by Whit Gibbons

May 27, 2002

Less than six months ago the cofounder of Intel, Gordon Moore, and his wife, Betty, made a donation of more than a quarter of a billion dollars in support of the environment. The money will be paid out over the next decade for conservationists and ecologists to focus on tropical regions of the world where plant and animal extinctions are occurring at an alarming rate. To put the Moores' contribution in perspective, it is the largest donation ever made to support conservation efforts and far surpasses the annual budgets of such well known environmental groups as the Sierra Club.

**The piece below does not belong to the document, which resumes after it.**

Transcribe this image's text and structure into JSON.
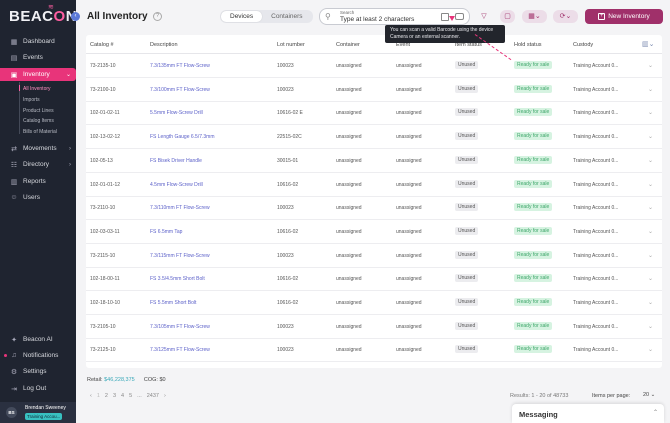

The contribution to support the environment went to the Washington based, nonprofit organization known as Conservation International, or CI. The mission of CI is "to conserve the Earth's living natural heritage, our global biodiversity, and to demonstrate that human societies are able to live harmoniously with nature."

Being an international conservation group, CI has many problems to choose from in directing its efforts. Admittedly, the environmental attitudes of some Americans are less than lofty, but consider those from other places. For example, a quote from the Jakarta Post sums up part of the problem in Indonesia: "Orangutans, yellow-crested cockatoos, parrots, birds of paradise and more are proudly paraded by traders in public places--even in shopping malls--to satisfy people's curiosity. For the right price, the animals can belong to those who believe keeping endangered animals as pets will raise their social status." The only upside for a group like CI that is fighting to protect endangered species and natural communities is that sometimes the perps are readily identifiable.

Few of us in the United States have much association with birds of paradise or the great apes, but everyone is familiar with turtles. And turtles are a topic of interest for CI. As Kurt Buhlmann, CI's Coordinator for Amphibian and Chelonian Conservation says, "in some regions of the world, the unsustainable and unregulated consumption of freshwater turtles and tortoises has pushed some species close to extinction in a frighteningly short period of time." This means that of the 265 species of turtles and tortoises left on earth today, many are in serious trouble from a conservation point of view, and for some their very existence is an issue. The most urgent problem appears to be in China and other parts of Southeast Asia where turtles are being removed from the wild at an alarming rate for commercial sale. Serving turtle at a meal is considered a status symbol in many parts of Southeast Asia. ("Chelonian," by the way, means turtle.)

Among the world's turtles, based on evaluations by the World Conservation Union (IUCN), 2 are now extinct, 2 are extinct in the wild, 23 are critically endangered, 48 are endangered, and 62 are vulnerable. In addition, the status of 86 species has not been sufficiently determined to know whether they are at high risk of being depleted or not. Clearly, the prospects for wild turtles do not look good without some help. Few are left that fall into the low risk category.

To combat the problem faced by Southeast Asian turtles as well as those in other regions, a small group of the world's turtle ecologists, conservationists, and concerned individuals scheduled a meeting in southwest Georgia in late May to create the Global Freshwater Turtle and Tortoise Conservation Initiative. The purpose is to agree on a plan, identify partnerships, locate funding, and immediately initiate priority actions to prevent any further loss in diversity of the world's freshwater turtles and tortoises. The overarching goal is to ensure that no turtle species becomes extinct. Sadly, such coalitions have become necessary for maintaining the continued existence of many of the species of animals and plants that exist today.

Gordon Moore has the proper vision in directing the use of a fortune toward conservation of the world's biodiversity. Kurt Buhlmann, others at CI, and their partners will be doing their part to ensure that the funding is put to proper use for turtles. Let's hope their meeting results in some conservation actions that benefit the turtles and tortoises of the world that are still with us.

If you have an environmental question or comment, email

(Back to Ecoviews)